Royal Caribbean and Amphenol defended their decision to not include it as a top risk but both promised to closely monitor the issue. China Eastern Airlines, on the other hand, responded by moving to amend its 2021 annual report to include a section on climate lawsuits.
“This is a product of companies in vulnerable industries and their lawyers reading the tea leaves,” said Emily Strauss, who teaches securities litigation and enforcement at Duke Law. “Everybody can see that the SEC is working in multiple ways on being aggressive on climate issues. So it’s an attempt to kind of get out in front of that, and to get out in front of some of the litigation that’s likely to follow on SEC activity.”
The Biden administration isn’t the only government stepping up its scrutiny of companies that are damaging the climate.
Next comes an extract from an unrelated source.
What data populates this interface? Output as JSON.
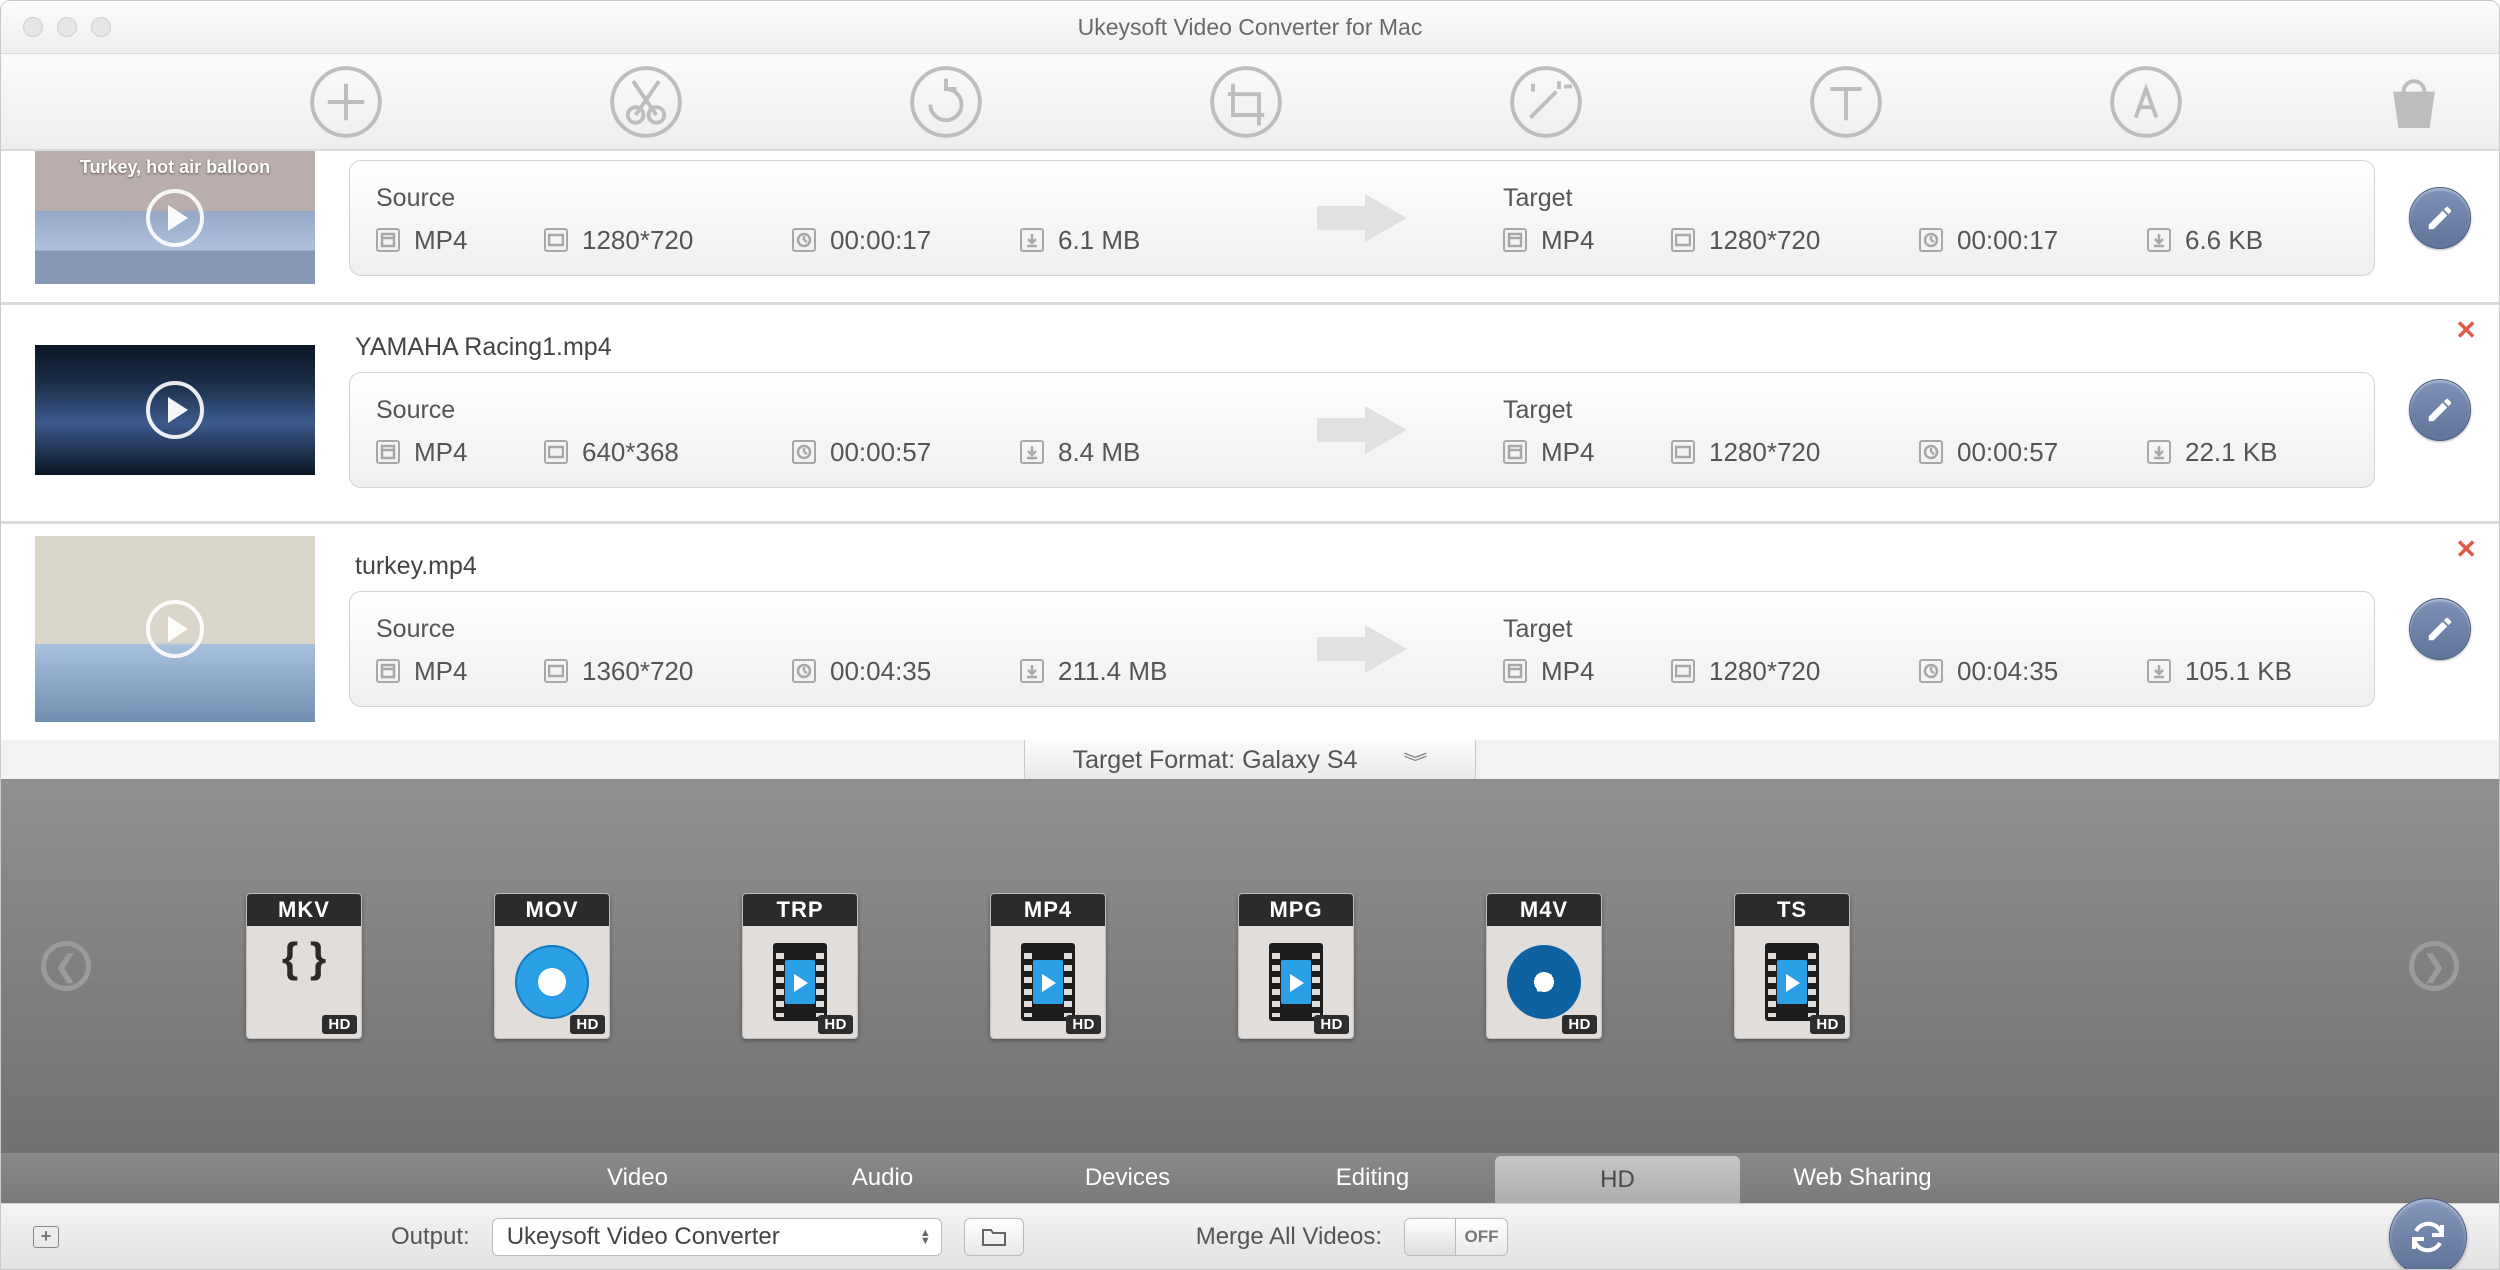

In Brazil, for example, President Luiz Inácio Lula da Silva ran on a pledge to end deforestation in the Amazon by 2030 (Greenwire, Dec. 23, 2022). Since taking office, he has doubled the budget of the Brazilian environmental agency’s enforcement program and set up a task force to investigate fraud in the timber trade, according to Reuters.
Those efforts abroad could be pushing foreign companies that operate in the U.S. to tell American regulators about the threats they face from litigation related to rising temperatures.
“Some of this disclosure may be motivated by their domestic regulators or where else they are operating,” said Jennifer Schulp, the director of financial regulation studies at the Cato Institute, a conservative think tank. “So it’s kind of difficult to draw blanket conclusions about what’s happening.”
It’s also unclear the extent to which the new disclosures signify greater climate litigation risk for the individual companies.
Part of preparing annual reports is to “pull all of the disclosures of your competitors and look at them and sometimes even copy and paste language,” said Emory’s Georgiev, who previously worked as a corporate lawyer. He has seen similar risks emerge and then proliferate in securities filings, such as when Russia invaded Ukraine and the United Kingdom voted to leave the European Union.
“You don’t want to be the one not disclosing this risk because, if everybody else is disclosing it, maybe there is something to this,” Georgiev said.
Right now, he added, climate litigation is “part of the zeitgeist.”
Correction: Due to an editing error, an earlier version of this story incorrectly reported that no climate cases against fossil fuel companies have gone to trial.